I know it doesn’t seem like sleep training and teaching kids to eat right have a lot in common. But they do.
I just finished coaching a friend through her toddler’s transition from the crib to a big kid bed. The approach I used was the same one I use to help parents solve their kids’ eating problems. (Well, conceptually speaking!)
And since I’m always hearing parents cry out for help in the sleep department I thought I would share my approach.
- Figure out what your child needs to learn.
- Identify and eliminate any unintended lessons you may (inadvertently) be teaching.
- Implement a strong but compassionate structure.
1. Figure out what your child needs to learn.
This step requies a mindshift.
- “How do I get my child to stay in bed,” —an approach where parents “act on,” trick, or coerce the child.
Start asking yourself…
- “What does my child need to learn in order to stay in bed?”—an approach that is interactive and supportive.
Here are some things your child might need to learn:
- How to cope with a new (and therefore stimulating) environment
- Self control
- How to self-soothe
2. Identify and eliminate any unintended lessons you may (inadvertently) be teaching.
Here are some unintended lessons your child may be learning from whatever you’re doing now:
- Popping out of bed is a fun game.
- “I love seeing my parents turn that amazing shade of red as they get increasingly frustrated!”
- “They’ll do ANYTHING to stop me from crying/being upset.”
3. Implement a strong but compassionate structure.
Start with the strong structure.
Ensure anything your child might use as a ploy—”Im thirsty”—is handled in advance.

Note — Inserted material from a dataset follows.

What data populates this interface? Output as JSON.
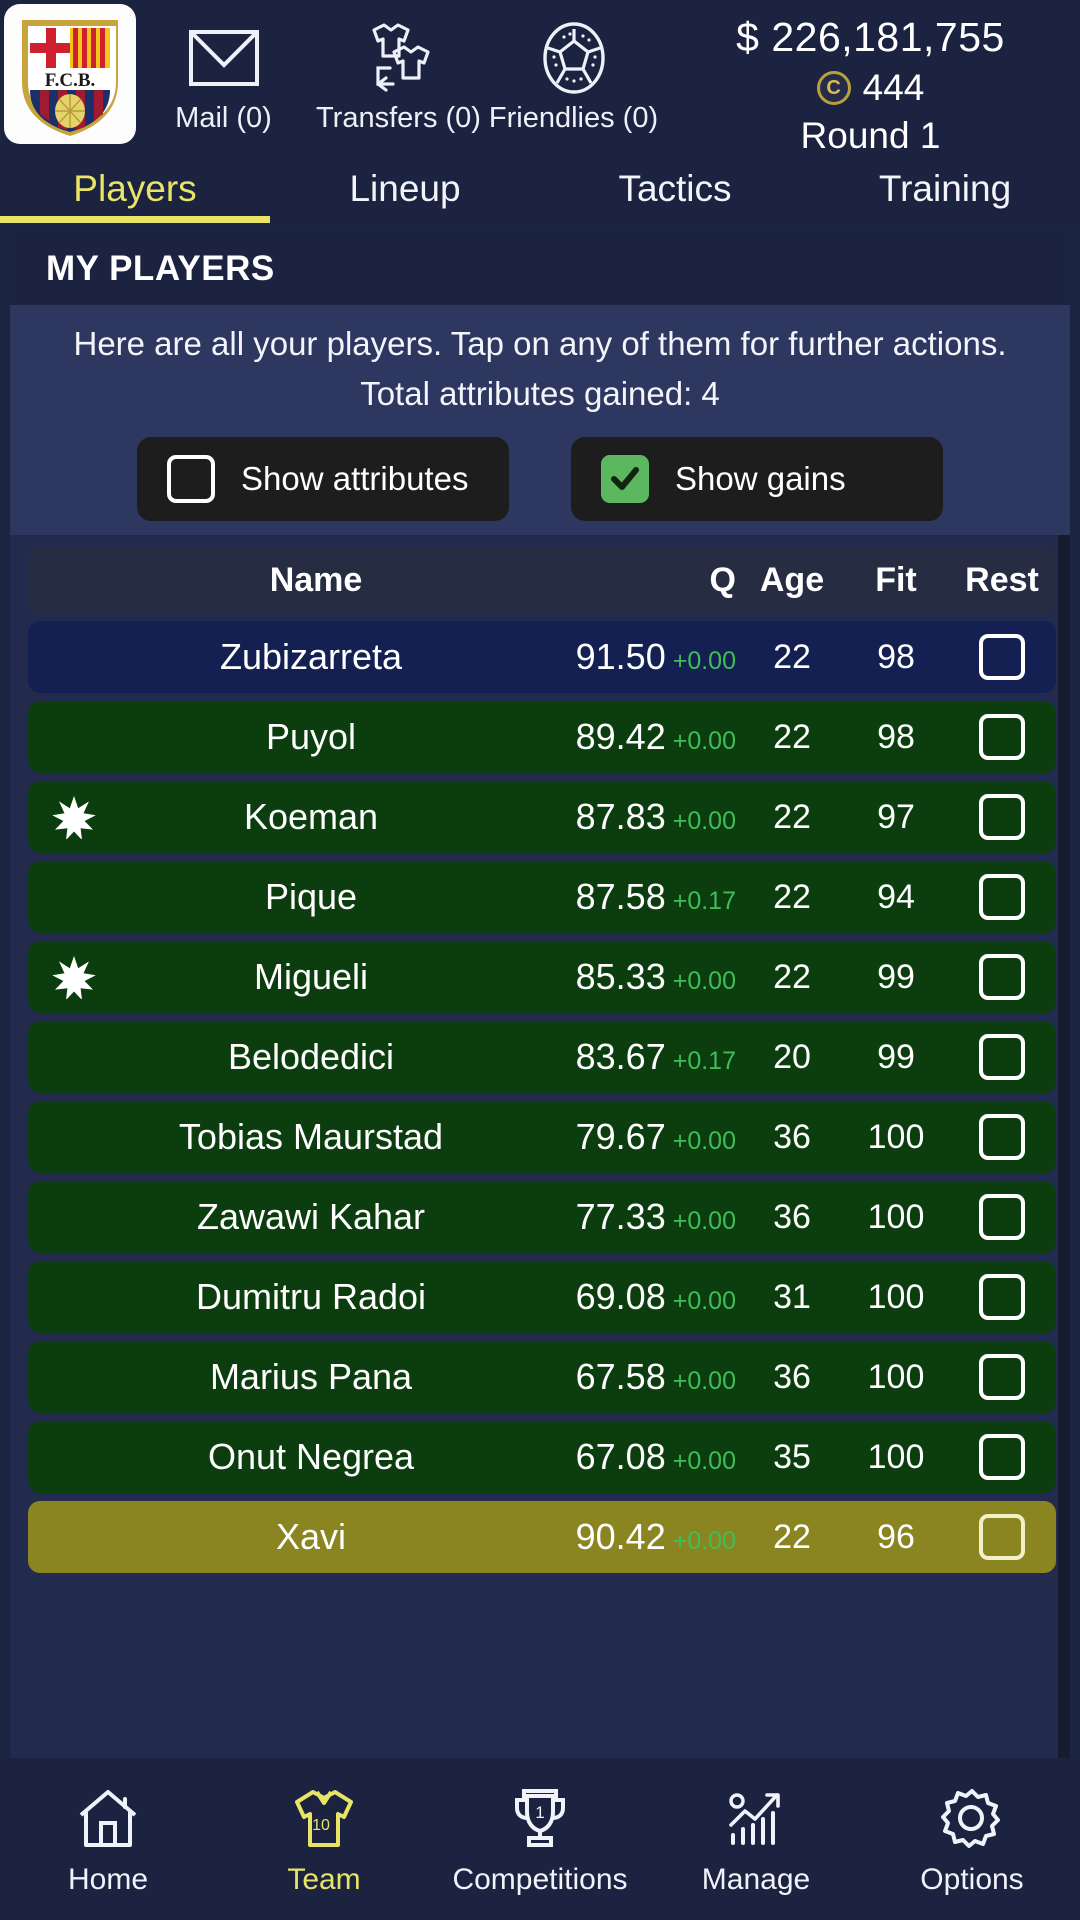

That means you go through a checklist with your child during the bedtime routine.
- Stories read? Check.
- Potty visited? Check.
- Stories read? Check.
- Snuggly secured? Check.
Establish the rule. It’s obvious but needs to be said out loud to your kids: “You may not get out of bed.”
Then add the compassion.
- Talk to your child before bedtime about how hard it is to stay in bed. This acknowledges their experience.
- Ask your child if there is something he would like you to do to make staying in bed easier. My friend’s daughter wanted the door left open. (I know that sounds like a trap—open door=more distractions—but we accommodated her daughter’s request and it worked.)
- Create an incentive for your child to stay in bed. In my friend’s case, we told her daughter that mom would check in on her every five minutes (a time span that we gradually lengthened) and that if she was in bed, mom would rub her back for a minute.
- Never let your child get crazy-out-of-control upset. This was the magic behind the backrub approach. Not only did it create an incentive to stay in bed, but it helped ensure my friend’s daughter never got so upset that she couldn’t calm herself down.
Finally, the second your child gets out of bed, pick her up and put her back in bed, either saying nothing or saying, “You may not get out of bed.”
Don’t expect progress to happen in a linear way.
Progress goes up and down as your kids test the system, but it will trend towards success. It might take a couple of weeks (and what seems like hundreds of picking up and putting back to bed). But remember, the key is consistency.
I’m not a big fan of the cry-it-out/put up a gate/lock the door method.
There is no question that it works. Kids learn that there’s no payoff from getting out of bed. However, in my opinion, it also teaches kids that they’re on their own. I’d rather support my child in her struggle, and teach my way out of any problems. Plus, in my experience, once kids get overly upset they can’t calm down (and they lose their minds).
I also don’t think parents should have to sit in their children’s rooms for hours every night. That simply teaches children they’re in control.
The approach I have outlined provides the discipline/structure/strength of the cry-it-out approach and the compassion/heart of the sit-in-the-room approach.
These are the same steps you take to teach kids to eat right.
The details differ, but the strategy stays the same: Figure out what your child needs to learn; Identify and eliminate any unintended lessons you may (inadvertently) be teaching; Implement a strong but compassionate structure.
~Changing the conversation from nutrition to habits.~